[Working data — start]

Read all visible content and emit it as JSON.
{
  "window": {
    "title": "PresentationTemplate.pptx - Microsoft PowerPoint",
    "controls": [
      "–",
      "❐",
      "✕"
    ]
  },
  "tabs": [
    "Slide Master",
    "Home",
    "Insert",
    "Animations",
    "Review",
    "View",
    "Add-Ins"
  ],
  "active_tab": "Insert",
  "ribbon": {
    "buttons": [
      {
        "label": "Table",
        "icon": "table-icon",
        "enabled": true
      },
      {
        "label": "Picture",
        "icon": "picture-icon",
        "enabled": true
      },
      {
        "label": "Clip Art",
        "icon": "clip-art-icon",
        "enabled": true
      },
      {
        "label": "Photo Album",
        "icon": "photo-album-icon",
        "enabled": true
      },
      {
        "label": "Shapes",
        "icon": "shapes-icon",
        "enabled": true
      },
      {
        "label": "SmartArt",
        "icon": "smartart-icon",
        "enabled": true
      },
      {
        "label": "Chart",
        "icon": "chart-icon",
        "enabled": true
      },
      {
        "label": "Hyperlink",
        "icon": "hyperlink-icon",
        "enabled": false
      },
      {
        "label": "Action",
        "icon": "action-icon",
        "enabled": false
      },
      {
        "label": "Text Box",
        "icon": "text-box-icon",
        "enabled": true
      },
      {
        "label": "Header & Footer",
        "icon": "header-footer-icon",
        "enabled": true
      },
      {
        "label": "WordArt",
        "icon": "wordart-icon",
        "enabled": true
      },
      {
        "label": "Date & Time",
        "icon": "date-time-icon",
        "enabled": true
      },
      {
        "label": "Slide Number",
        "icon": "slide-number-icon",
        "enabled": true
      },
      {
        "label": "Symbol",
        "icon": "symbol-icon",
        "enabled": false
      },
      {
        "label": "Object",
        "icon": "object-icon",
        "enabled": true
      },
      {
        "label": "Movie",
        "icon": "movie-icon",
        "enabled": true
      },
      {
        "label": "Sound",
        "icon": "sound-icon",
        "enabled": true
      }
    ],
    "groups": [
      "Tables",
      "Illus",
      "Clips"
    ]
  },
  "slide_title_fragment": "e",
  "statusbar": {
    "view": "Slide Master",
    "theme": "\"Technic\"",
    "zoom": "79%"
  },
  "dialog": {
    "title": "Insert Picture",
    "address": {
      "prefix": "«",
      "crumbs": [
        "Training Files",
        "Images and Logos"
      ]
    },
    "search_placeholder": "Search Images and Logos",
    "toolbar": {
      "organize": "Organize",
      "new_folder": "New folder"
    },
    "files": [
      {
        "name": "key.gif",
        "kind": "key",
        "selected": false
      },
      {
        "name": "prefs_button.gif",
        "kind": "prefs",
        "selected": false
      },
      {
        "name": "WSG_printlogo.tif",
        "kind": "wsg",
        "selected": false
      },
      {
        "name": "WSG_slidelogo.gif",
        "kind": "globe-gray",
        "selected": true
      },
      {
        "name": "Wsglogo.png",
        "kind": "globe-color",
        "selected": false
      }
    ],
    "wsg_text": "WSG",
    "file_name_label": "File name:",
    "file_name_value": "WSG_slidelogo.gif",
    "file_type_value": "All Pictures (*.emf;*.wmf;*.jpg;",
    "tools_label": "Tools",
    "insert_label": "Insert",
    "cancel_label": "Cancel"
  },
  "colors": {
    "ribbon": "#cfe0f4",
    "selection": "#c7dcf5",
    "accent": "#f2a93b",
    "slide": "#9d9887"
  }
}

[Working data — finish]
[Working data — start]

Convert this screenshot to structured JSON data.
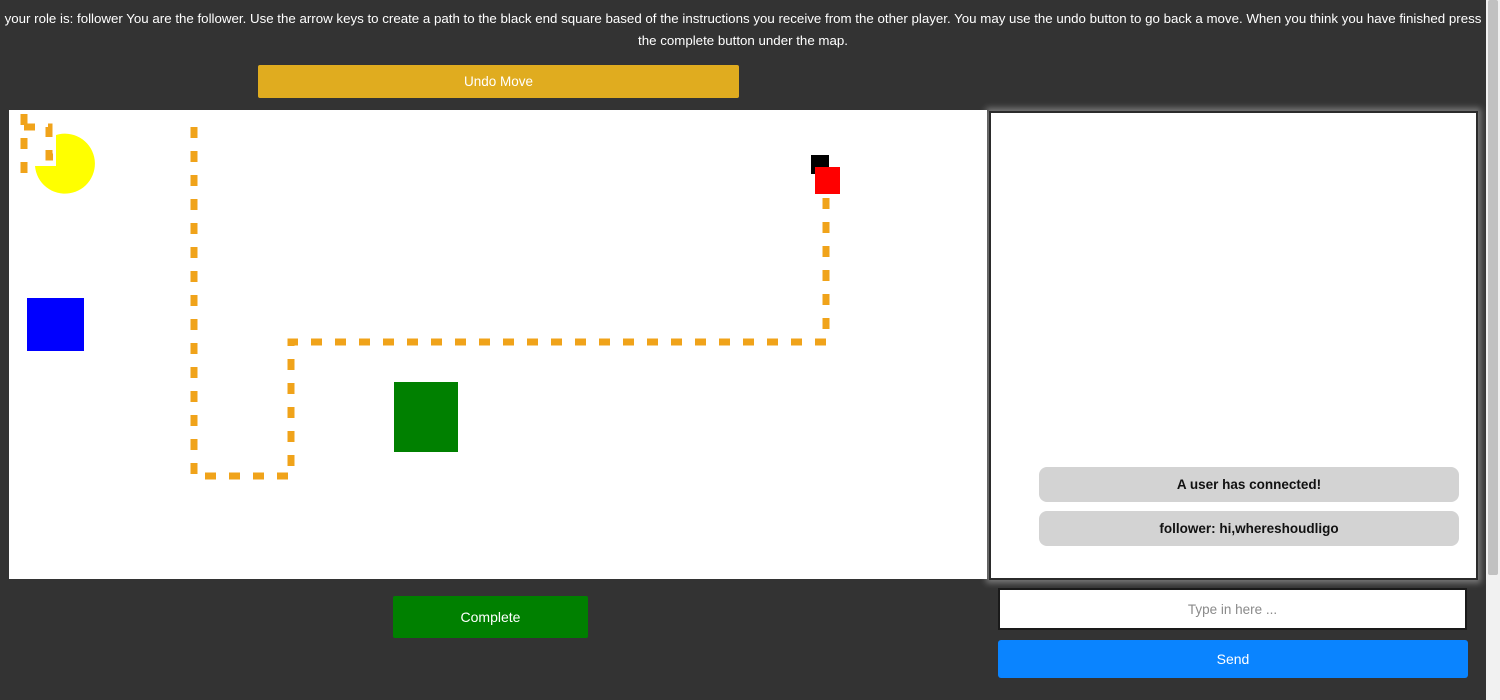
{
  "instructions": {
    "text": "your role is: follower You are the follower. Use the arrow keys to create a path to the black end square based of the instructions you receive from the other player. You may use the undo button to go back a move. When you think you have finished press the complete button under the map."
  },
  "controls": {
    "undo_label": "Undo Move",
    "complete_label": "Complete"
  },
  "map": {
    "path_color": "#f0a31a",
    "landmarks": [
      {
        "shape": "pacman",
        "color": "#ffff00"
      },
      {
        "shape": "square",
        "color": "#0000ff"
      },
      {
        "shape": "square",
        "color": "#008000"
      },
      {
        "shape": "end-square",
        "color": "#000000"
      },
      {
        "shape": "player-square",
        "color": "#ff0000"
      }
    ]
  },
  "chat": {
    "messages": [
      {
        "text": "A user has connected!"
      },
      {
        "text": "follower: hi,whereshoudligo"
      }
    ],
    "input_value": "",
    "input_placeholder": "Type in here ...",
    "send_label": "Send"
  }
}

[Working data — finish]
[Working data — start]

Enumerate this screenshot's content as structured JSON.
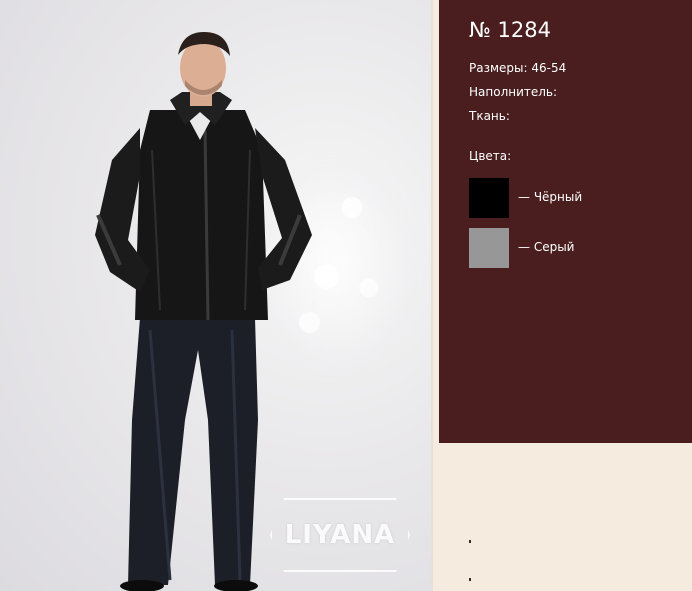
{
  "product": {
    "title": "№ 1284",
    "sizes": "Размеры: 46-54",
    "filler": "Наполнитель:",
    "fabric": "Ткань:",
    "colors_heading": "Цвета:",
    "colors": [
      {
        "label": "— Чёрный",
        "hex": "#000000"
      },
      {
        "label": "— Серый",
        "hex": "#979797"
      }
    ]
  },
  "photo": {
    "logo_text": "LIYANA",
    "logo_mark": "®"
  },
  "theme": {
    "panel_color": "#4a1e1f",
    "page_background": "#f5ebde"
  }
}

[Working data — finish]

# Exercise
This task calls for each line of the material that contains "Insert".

# Result of this task
    "Insert",
  "active_tab": "Insert",
    "title": "Insert Picture",
    "insert_label": "Insert",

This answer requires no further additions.